+ stepsofAmeri ca
One is the knighted leader of a 50-year-old company, the other is the original punk ballerina. And together PAUL TAYLOR and KAROLE ARMITAGE form two generations of fine American dance. Words: Kelly Apter
‘ o you mind if I smoke‘." enquires Pattl Taylor. D easing into his seat at the Savoy Hotel tea—room.
Do I mind'.’ Yes. Am I about to object‘.’ No. After all. I‘m sitting with one of the founding fathers ofAmerican modern dance. A 73-year-old man who started his career dancing for the legendary Martha Graham before joining up with the equally legendary Merce Cunningham. An artistic director whose 50-year-old company has survived longer than any other choreographer-led dance troupe in the world. And a dancemaker who has created over 120 works.
So I don‘t really mind if he smokes — but it turns out to be a rhetorical question. ‘Because I’m going to anyway.’ he continues. lighting up with a smile. In truth. I‘m just thankful that the septuagenarian is approachable. charming and fun. After wamings from his London press agent not to ask any inane questions (who. me?) I was expecting a grumpy cunnudgeon who ate journalists for breakfast — and since it‘s only 10.30am I could still make a tasty brunch.
But. it transpires. Paul Taylor is an old-school gent. Modest in the face of compliments. eager to help (my 20- minute slot with him spirals into an hour and a half) and. but for sporadic bursts of hearty laughter. very softly spoken. Not that it matters - Taylor hasn't toured 60 countries. won an Emmy. received a knighthood from the
14 THE LIST 22 May—5 Jun 2003
French government and been the subject of an Oscar- nominated documentary because of his voice.
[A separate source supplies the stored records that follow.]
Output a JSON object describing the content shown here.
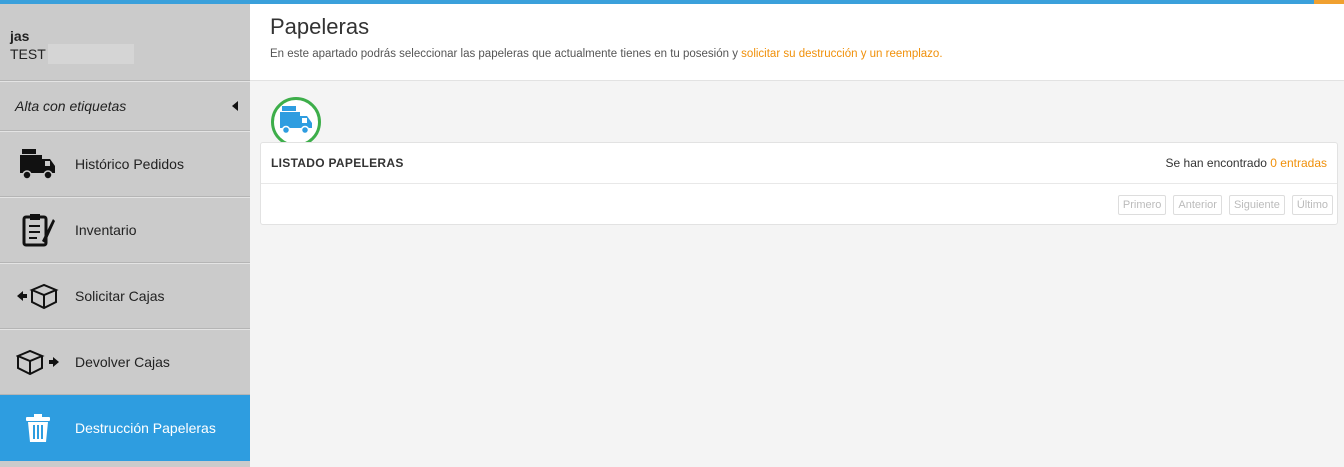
{
  "user": {
    "name": "jas",
    "company": "TEST"
  },
  "sidebar": {
    "alta_label": "Alta con etiquetas",
    "items": [
      {
        "label": "Histórico Pedidos",
        "icon": "delivery-truck-icon"
      },
      {
        "label": "Inventario",
        "icon": "clipboard-pen-icon"
      },
      {
        "label": "Solicitar Cajas",
        "icon": "box-arrow-in-icon"
      },
      {
        "label": "Devolver Cajas",
        "icon": "box-arrow-out-icon"
      },
      {
        "label": "Destrucción Papeleras",
        "icon": "trash-bin-icon",
        "active": true
      }
    ]
  },
  "header": {
    "title": "Papeleras",
    "subtitle_text": "En este apartado podrás seleccionar las papeleras que actualmente tienes en tu posesión y ",
    "subtitle_link": "solicitar su destrucción y un reemplazo."
  },
  "panel": {
    "title": "LISTADO PAPELERAS",
    "count_prefix": "Se han encontrado ",
    "count_value": "0 entradas",
    "pager": {
      "first": "Primero",
      "prev": "Anterior",
      "next": "Siguiente",
      "last": "Último"
    }
  },
  "colors": {
    "accent": "#2e9de0",
    "link": "#f0900a",
    "truck_ring": "#3dae4a"
  }
}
This is a man who talks with his art. and for the first time in years. Scottish audiences have a chance to listen. ‘Dance is a communicative form of speech.‘ says Taylor. ‘Things aren't always spelled out. so the reader has to work a little. It tells you something — you don‘t have to agree with it. but there should be a viewpoint. And the audience should have a reaction — even if it's walking out halfway through. at least they‘ve reacted!‘ And out comes that infectious laugh again. matched by a slightly mischievous glint in the eye.
Taylor‘s manner — tender one minute. witty the next — is echoed strongly in his dance. All five works showing in Edinburgh have either poignancy or humour. and in some cases. both. Cmnpuny B. a jitterbugging crowdpleaser set to the Andrews Sisters' wartime songs. is filled with laughter — until the dark undercurrent of battle rears its head. Black 'liwsduy focuses on the Great Depression which consumed America in the l930s (and into which Taylor was born) but
demonstrates triumph over adversity. A lighthearted spoof on l9th century manners. ()ﬂvnbut-lz ()l't’l‘IIHZ'S is one of
Taylor‘s liveliest works and Roses exudes serenity against Wagner's Siegfried Idyll. But it is aniwlwan Fire which packs the bi ’gest punch.
'THE AUDIENCE SHOULD HAVE A REACTION - EVEN IF IT'S WALKING OUT HALFWAY THROUGH'